SAN FRANSISCO — Sowed Them to the Earth at Jessica Silverman Gallery is the Japanese artist Kei Imazu’s first solo present in america. The exhibition of 11 work and two sculptures is whimsical however poignant. The gathering is impressed primarily by the artist’s house in Indonesia and the nation’s native folklore in regards to the sacred delivery goddess Hainuwele. The exhibition brings two Asian mythologies right into a dialogue of the Earth’s generative nature, colonialism, and human affect on the setting. As an entire, this nuanced exhibition transcends its native context, addressing eco-feminism on a worldwide scale.
A crash course in Indonesian mythology is useful to understand this present. Historical Indonesian fable has it that root greens, bulbs, and different vegetation within the area resulted from the homicide of the goddess Hainuwele. Her stays have been buried in a pit, however elements of her physique have been later re-buried round varied villages. From these websites sprung life-giving vegetation, together with the Indonesian staple, tuber crops.
This narrative of the goddess’s life-giving however deceased physique unfolds within the exhibition’s centerpiece, the towering portray titled “Blossoming Organs” (all works from 2023). Within the piece, Imazu depicts a skeleton and a mass of hyper-realistic organs from which foliage, tubers, birds, human limbs, and animals emerge in sweeping brush strokes. The goddess’s loss of life, the viewer discerns, permits all varieties of life to flourish. The colourful and detailed work are all rendered and digitally collaged in 3D earlier than being transferred onto canvas.

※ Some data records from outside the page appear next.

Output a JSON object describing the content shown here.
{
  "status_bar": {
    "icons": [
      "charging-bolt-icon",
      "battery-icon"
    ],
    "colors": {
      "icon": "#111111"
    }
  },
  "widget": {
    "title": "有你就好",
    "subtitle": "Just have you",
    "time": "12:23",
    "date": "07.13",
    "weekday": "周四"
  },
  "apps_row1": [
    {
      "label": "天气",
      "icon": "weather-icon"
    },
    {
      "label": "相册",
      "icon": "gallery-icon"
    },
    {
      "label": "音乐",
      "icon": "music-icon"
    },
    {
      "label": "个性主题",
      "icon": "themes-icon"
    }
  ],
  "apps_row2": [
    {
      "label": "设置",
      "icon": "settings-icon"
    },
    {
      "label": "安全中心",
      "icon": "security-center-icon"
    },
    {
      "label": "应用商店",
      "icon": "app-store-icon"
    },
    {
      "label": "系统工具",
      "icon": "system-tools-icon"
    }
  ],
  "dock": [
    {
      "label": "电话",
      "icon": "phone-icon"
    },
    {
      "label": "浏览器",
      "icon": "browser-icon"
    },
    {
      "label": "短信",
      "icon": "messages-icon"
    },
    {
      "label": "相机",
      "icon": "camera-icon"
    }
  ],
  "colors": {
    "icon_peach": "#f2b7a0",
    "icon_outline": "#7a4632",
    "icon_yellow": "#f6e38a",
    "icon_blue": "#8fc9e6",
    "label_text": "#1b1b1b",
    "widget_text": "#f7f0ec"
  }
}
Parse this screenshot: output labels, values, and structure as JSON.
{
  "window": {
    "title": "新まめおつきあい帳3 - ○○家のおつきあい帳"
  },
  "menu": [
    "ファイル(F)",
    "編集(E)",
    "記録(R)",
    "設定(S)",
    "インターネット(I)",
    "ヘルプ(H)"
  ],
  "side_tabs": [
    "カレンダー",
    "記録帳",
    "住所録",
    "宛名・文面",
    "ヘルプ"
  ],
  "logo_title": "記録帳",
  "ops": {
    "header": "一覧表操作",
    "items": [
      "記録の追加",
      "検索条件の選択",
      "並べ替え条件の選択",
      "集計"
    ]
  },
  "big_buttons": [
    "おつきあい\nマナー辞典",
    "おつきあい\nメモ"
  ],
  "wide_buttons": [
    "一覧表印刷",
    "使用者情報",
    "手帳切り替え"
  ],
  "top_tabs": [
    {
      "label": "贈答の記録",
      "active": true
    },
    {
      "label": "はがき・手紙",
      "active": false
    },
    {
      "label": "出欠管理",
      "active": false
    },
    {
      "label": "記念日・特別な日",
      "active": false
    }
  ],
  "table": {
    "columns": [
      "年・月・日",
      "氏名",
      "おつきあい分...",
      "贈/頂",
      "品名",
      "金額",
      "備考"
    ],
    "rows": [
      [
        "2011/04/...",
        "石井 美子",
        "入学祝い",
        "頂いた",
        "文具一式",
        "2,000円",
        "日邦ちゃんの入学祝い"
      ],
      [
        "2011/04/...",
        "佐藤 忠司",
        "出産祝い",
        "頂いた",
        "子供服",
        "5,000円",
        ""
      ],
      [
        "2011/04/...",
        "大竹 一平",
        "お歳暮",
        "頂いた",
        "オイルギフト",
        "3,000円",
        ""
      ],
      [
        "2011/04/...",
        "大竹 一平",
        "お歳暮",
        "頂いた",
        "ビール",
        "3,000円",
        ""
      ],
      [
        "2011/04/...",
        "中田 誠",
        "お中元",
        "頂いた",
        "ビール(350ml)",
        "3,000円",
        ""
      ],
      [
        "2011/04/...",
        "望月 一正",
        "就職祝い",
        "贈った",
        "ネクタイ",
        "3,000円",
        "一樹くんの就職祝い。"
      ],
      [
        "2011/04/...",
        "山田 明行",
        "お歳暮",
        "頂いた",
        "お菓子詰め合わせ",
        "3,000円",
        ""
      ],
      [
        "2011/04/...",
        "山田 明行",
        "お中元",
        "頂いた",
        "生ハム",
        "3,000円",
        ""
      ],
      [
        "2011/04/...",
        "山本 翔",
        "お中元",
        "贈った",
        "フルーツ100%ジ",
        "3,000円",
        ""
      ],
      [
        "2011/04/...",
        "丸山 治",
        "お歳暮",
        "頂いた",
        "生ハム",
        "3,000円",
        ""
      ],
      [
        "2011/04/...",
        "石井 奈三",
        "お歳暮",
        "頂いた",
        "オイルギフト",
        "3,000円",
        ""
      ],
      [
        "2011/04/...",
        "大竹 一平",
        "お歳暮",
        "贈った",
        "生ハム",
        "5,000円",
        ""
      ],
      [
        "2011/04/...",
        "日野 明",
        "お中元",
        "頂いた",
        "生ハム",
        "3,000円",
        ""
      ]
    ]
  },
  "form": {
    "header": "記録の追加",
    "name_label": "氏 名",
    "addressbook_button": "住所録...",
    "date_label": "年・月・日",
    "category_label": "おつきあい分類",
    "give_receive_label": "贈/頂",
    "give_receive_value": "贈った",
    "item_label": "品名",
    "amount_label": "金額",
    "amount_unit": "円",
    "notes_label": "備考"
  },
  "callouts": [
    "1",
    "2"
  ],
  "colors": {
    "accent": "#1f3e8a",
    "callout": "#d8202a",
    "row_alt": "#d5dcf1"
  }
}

This course of provides the works a extremely reasonable impression, nearly deceiving the attention into believing they’re greater than oil work.
In the meantime, in “Curves of Time,” a parallel is drawn between the Hainuwele legend and an historical Japanese determine, the Jōmon Venus, who was equally revered for her means to yield crops. The toppled determine rests between orange and purple yams.
On this exhibition, historical lore additionally serves as a gateway to look at historical past and its function in seeding considerations of the present second. As an illustration, in “Inexperienced Veins / Falling Goddess,” Imazu launches a critique of colonialism and local weather destruction. The six-by-six-foot portray is a swirling fusion of wealthy vegetation and mammary glands. One could make out a barely sinister vein-like define of a human physique (representing colonialism) and thick, viscous-looking black traces (representing petroleum extraction).
In works reminiscent of “Shadows within the Footsteps of Ancestors” and “Aroma Map,” Imazu delves additional into themes of eco-colonialism. The latter depicts a sky-blue guide that echoes a colonial European voyaging journal noting the discoveries and virtues of Seram Island in Indonesia — together with shells, birds, vegetation, seeds, and organs — all of which spring (as soon as once more) from the life-giving goddess. The Dutch colonized this island within the seventeenth century, primarily for its spices, heralding a Golden Age within the Netherlands. The richness of the land repeatedly made it a goal of invasion.
On this intimate exhibition, Imazu explores themes reminiscent of historical myths, colonialism, local weather destruction, and the human affect on the Earth. Whereas rooted within the native context of Indonesia and Japan, her messages simply transcend the Pacific, inviting her viewers to have interaction in these vital conversations.
Sowed Them to the Earth continues at Jessica Silverman Gallery (621 Grant Avenue, San Francisco, California) by means of September 16. The exhibition was organized by the gallery.